▸ **WHAT YOU SHOULD DO**
Pull out every line in the data that has the string "疫苗批号" in it.

Saved data entries:
........
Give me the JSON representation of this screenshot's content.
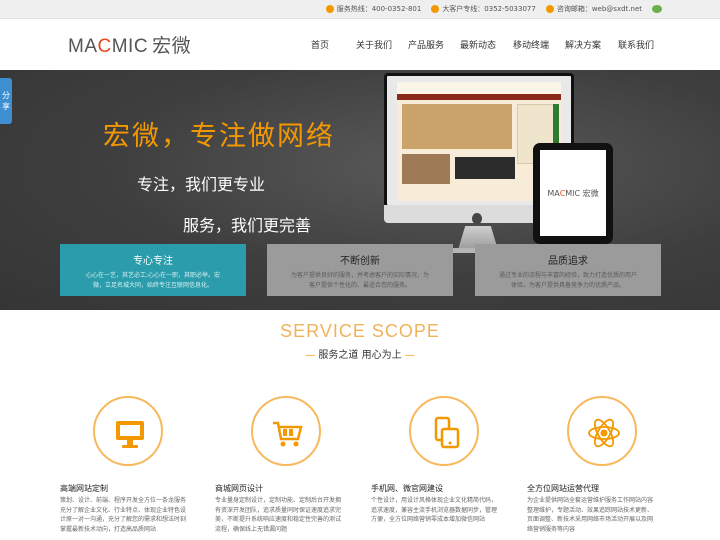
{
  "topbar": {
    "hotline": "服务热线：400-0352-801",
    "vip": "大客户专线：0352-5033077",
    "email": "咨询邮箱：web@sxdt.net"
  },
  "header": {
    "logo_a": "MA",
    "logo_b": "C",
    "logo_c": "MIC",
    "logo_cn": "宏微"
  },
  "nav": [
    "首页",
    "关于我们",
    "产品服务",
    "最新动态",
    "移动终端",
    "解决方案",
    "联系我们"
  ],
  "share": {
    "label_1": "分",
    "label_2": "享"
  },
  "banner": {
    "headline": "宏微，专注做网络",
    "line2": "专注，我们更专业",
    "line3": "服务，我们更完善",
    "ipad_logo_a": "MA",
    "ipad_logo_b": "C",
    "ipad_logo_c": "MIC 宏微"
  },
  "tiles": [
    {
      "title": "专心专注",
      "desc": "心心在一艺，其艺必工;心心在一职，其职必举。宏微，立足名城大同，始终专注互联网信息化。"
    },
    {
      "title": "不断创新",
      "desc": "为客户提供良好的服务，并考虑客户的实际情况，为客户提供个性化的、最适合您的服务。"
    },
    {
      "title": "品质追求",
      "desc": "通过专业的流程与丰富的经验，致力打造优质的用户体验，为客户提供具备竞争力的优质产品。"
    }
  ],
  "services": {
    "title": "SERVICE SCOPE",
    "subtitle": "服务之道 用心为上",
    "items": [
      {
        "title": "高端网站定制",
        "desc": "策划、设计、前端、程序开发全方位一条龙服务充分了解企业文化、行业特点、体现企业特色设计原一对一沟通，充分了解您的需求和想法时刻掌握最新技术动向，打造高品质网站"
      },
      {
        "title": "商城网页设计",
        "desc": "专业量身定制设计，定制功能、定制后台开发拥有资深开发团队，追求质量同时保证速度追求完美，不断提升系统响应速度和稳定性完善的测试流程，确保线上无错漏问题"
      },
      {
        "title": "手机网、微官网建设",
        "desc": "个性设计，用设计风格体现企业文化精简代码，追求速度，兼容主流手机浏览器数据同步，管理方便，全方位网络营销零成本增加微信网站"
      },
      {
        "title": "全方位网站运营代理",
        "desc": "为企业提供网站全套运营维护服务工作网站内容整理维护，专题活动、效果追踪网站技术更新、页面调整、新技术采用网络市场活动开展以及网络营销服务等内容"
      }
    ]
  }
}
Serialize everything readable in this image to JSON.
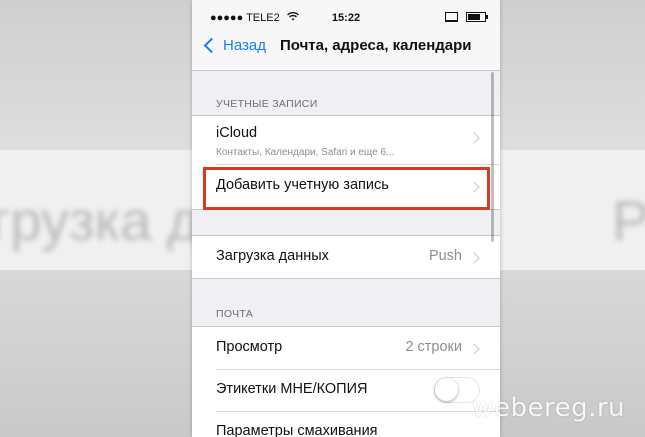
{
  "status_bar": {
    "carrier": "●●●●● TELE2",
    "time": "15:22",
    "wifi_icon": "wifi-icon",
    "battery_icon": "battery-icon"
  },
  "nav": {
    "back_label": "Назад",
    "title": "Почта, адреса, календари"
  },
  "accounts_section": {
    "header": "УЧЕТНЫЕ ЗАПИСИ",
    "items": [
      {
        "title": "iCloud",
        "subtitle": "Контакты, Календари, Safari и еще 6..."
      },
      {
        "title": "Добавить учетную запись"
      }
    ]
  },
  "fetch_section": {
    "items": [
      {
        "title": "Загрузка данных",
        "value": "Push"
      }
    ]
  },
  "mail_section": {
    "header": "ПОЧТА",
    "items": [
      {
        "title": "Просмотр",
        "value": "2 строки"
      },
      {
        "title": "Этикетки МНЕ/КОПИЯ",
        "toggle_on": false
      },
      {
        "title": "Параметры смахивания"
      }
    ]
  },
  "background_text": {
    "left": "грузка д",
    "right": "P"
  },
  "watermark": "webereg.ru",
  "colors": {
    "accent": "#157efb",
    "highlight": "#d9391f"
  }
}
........
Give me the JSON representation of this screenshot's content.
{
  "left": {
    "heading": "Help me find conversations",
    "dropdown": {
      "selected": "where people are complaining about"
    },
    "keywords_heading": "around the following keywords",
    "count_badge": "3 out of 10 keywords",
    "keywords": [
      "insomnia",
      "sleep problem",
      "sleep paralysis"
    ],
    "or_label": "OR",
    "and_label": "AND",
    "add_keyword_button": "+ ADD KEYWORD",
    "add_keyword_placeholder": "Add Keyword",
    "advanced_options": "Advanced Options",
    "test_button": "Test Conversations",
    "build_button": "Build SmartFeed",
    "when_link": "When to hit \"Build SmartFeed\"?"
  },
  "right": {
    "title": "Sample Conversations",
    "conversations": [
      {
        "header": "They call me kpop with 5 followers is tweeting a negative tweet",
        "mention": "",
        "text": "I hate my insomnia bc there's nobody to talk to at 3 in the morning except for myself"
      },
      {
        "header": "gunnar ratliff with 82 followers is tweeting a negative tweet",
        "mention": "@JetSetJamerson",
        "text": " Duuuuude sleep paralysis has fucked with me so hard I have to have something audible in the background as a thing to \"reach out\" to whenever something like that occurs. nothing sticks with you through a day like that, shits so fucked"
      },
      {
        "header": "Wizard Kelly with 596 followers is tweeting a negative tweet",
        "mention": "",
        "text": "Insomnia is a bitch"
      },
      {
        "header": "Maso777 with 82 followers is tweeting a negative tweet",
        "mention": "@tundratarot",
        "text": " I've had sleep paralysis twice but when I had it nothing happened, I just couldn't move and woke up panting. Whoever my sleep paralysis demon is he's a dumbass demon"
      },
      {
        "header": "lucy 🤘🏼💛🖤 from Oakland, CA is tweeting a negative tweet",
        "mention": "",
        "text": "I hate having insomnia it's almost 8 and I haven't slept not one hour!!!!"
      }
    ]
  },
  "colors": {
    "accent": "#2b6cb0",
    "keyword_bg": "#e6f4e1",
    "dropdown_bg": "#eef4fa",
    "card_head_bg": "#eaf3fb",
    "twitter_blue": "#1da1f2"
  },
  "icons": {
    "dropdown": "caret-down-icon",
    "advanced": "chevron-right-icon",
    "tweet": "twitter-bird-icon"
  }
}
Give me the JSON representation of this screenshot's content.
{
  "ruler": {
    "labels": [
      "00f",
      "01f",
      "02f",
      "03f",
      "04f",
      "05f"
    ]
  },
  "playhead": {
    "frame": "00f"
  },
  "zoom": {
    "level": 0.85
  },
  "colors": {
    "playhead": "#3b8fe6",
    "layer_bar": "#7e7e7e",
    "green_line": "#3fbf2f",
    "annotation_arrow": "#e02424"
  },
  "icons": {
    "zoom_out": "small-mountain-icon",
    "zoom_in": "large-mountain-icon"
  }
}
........
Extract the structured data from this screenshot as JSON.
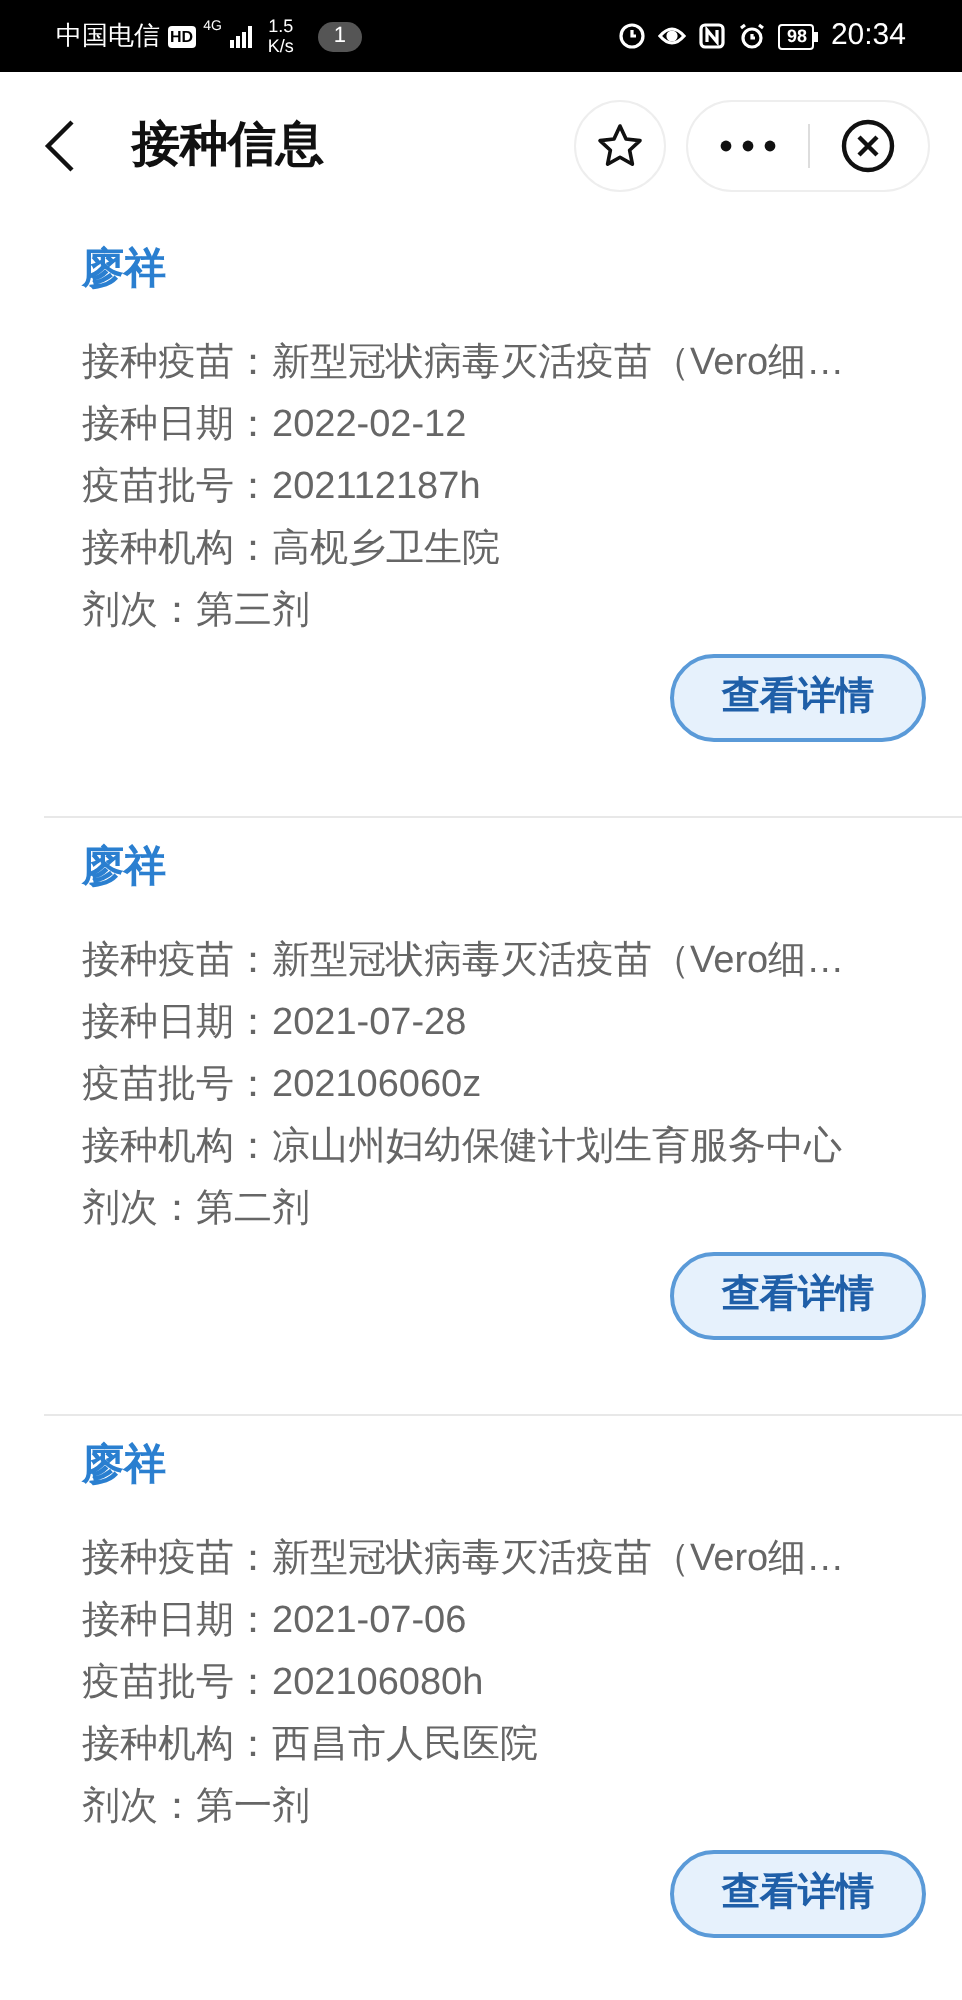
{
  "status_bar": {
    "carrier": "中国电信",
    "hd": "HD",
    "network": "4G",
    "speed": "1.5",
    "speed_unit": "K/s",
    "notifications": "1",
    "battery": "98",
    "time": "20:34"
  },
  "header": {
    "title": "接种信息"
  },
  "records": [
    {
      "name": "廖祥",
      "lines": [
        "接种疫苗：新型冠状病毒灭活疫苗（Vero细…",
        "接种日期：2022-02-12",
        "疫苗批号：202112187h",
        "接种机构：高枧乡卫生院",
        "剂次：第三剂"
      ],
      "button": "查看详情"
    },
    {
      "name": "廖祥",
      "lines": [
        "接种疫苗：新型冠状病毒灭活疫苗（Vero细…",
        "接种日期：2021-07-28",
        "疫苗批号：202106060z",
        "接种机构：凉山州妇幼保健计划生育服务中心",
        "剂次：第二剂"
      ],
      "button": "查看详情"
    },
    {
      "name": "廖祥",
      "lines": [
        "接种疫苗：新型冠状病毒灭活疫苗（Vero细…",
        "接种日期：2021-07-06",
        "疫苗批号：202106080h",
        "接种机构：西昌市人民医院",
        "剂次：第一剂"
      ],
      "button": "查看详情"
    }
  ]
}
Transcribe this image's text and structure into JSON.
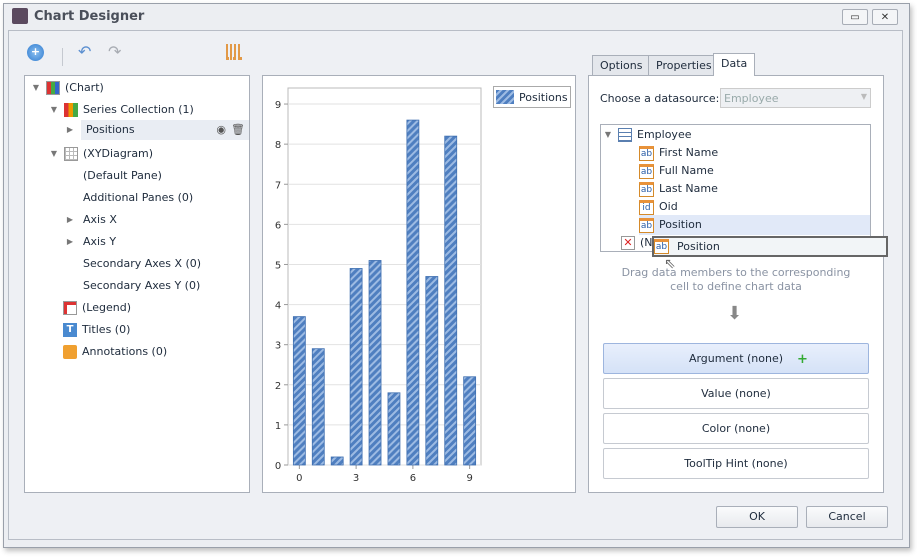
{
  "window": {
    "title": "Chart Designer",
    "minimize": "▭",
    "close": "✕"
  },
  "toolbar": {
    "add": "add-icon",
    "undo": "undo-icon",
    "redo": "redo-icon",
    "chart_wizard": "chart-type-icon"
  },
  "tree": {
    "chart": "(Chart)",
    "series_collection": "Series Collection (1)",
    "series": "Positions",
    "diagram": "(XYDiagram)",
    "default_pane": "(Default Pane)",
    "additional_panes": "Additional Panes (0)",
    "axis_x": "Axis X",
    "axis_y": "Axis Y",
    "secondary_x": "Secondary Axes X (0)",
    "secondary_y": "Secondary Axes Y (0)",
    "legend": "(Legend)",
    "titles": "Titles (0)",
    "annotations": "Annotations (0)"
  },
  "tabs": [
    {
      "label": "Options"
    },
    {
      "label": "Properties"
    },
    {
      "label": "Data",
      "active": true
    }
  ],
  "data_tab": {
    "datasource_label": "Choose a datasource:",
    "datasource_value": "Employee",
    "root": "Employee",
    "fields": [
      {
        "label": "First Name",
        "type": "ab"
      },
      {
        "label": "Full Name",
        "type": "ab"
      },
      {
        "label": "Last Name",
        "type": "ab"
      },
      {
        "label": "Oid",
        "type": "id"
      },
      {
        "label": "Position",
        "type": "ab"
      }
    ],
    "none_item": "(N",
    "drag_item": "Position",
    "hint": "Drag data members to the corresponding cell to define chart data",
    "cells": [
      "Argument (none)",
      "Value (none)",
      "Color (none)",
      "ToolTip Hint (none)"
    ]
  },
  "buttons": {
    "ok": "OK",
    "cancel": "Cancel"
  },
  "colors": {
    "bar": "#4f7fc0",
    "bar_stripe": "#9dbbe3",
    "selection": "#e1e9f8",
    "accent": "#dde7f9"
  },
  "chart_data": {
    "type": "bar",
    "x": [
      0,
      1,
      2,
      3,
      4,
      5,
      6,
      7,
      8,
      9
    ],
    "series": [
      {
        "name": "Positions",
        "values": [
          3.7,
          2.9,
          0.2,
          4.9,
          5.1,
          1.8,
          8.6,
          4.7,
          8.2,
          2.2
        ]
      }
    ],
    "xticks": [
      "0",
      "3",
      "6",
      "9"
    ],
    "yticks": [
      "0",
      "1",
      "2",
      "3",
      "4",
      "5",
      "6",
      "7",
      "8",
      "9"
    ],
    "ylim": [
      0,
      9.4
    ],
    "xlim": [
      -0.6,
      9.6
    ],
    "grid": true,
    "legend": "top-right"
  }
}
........
▸ **SOLUTION**
        "疫苗批号：202112187h",
        "疫苗批号：202106060z",
        "疫苗批号：202106080h",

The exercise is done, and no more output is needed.